» **Work to be completed**
Lines from the material below that hold the string "option" are what is needed; copy each of them.
---*---
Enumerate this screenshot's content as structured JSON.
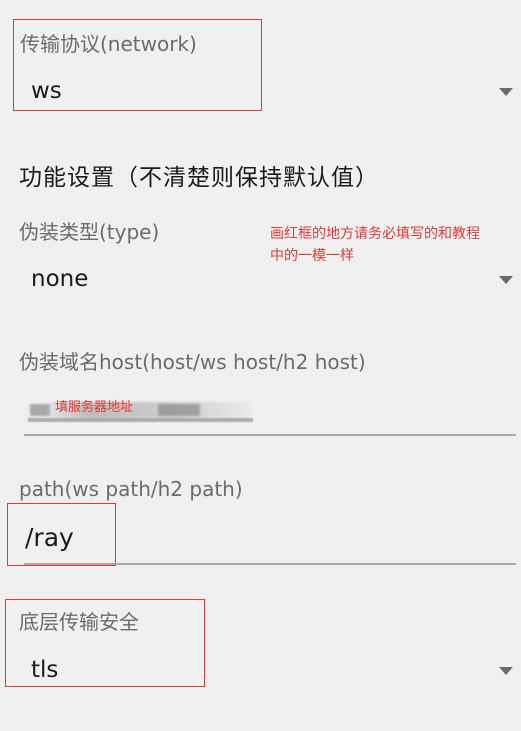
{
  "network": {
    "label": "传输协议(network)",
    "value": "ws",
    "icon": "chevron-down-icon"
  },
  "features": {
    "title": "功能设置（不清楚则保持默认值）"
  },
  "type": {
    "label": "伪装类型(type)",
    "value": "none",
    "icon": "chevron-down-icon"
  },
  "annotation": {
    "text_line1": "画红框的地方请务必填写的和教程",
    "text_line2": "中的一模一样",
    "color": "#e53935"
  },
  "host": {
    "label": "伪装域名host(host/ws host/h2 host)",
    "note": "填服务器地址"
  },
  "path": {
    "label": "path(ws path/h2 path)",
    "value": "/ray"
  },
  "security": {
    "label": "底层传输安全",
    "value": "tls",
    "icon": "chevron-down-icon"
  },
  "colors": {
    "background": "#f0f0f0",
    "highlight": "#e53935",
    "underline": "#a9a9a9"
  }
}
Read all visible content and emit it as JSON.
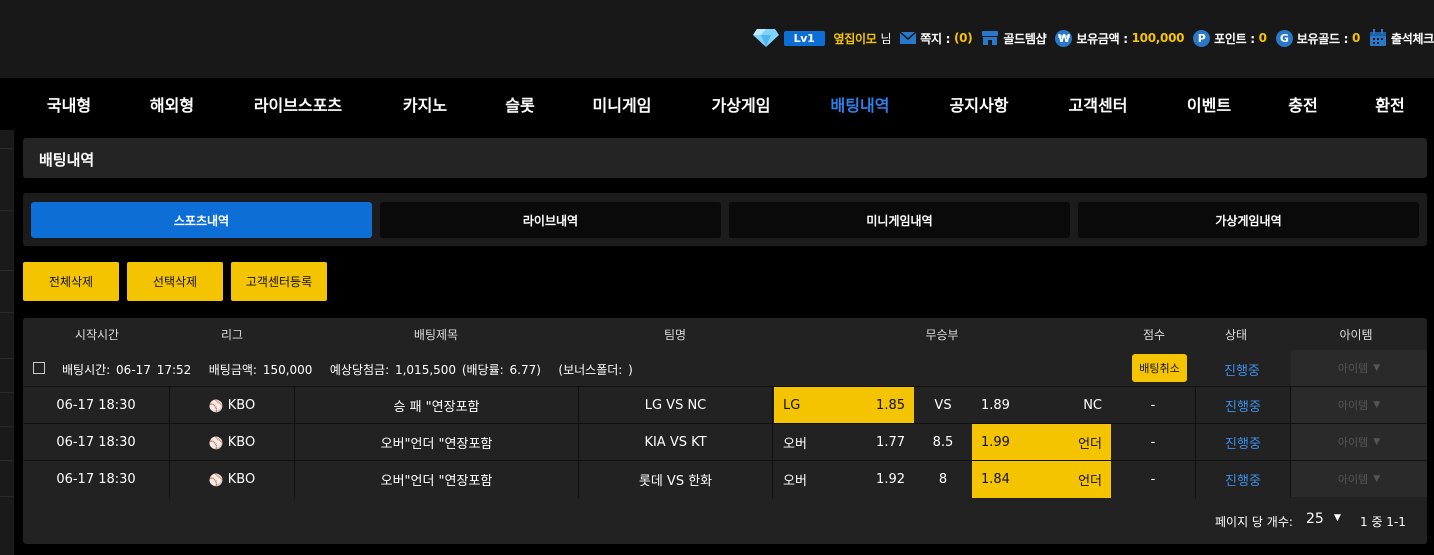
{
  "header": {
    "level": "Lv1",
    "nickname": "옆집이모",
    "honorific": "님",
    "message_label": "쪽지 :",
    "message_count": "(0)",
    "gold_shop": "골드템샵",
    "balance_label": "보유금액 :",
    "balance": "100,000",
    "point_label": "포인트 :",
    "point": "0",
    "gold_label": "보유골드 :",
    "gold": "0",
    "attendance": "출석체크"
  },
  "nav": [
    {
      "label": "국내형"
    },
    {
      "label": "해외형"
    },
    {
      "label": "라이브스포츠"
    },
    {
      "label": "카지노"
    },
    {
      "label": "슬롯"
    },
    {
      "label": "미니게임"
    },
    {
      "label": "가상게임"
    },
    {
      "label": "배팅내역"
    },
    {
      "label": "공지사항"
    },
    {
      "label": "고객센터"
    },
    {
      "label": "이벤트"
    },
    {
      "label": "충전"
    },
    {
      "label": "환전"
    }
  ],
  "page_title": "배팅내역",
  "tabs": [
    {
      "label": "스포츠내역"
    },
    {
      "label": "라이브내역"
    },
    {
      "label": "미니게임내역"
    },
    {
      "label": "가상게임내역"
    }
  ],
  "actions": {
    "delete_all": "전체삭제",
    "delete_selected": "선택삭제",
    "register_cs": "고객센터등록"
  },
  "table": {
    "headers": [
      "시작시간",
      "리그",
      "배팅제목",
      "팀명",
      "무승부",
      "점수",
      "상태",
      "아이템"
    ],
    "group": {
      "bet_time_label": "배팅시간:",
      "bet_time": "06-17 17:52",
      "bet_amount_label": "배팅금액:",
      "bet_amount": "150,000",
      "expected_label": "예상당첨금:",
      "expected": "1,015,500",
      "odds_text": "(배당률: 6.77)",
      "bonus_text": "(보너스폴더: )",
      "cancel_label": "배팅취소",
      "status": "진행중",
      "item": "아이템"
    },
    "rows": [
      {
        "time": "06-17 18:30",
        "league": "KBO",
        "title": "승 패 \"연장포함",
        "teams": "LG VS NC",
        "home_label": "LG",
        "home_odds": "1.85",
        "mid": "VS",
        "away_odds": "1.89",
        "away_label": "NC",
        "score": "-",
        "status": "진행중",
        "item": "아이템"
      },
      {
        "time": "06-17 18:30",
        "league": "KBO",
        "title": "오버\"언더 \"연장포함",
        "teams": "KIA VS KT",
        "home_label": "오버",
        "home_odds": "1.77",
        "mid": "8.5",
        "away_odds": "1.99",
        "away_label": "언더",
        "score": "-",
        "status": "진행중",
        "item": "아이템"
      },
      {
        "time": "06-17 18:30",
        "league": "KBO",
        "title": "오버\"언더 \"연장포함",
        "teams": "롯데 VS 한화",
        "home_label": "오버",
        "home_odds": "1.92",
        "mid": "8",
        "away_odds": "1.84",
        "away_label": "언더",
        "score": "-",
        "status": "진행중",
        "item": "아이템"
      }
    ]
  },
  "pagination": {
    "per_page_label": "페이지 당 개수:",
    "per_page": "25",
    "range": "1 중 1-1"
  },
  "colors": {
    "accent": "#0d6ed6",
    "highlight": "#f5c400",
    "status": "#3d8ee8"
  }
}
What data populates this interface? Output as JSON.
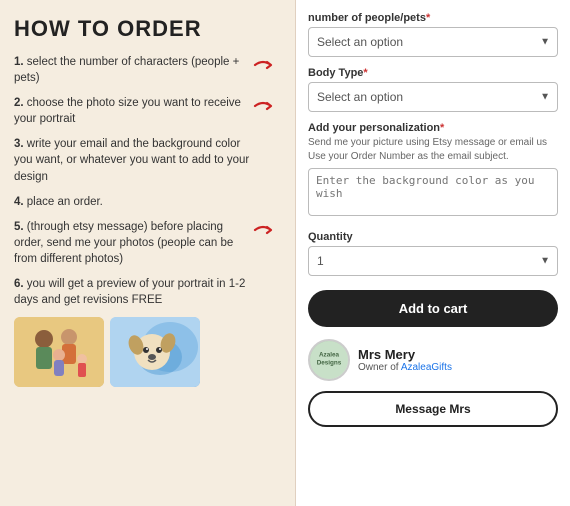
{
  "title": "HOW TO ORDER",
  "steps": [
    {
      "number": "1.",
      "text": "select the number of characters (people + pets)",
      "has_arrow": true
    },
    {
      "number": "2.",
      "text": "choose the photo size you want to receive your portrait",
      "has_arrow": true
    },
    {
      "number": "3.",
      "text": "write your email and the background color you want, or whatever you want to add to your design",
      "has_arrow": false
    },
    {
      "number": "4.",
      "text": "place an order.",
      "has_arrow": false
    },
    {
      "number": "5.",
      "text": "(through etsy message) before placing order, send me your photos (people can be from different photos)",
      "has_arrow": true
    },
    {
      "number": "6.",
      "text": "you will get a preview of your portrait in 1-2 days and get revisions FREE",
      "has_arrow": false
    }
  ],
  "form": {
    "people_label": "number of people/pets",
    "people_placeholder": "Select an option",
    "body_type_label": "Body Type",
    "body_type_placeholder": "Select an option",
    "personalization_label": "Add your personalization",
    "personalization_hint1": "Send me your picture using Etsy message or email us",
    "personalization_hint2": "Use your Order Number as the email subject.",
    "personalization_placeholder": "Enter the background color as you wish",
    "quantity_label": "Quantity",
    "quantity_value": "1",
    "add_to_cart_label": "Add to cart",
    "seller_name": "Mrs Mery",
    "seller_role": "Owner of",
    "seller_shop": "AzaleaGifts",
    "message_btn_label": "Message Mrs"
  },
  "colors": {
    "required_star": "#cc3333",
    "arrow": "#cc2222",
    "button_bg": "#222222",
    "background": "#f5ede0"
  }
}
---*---
» **Result of the exercise**
    "people_placeholder": "Select an option",
    "body_type_placeholder": "Select an option",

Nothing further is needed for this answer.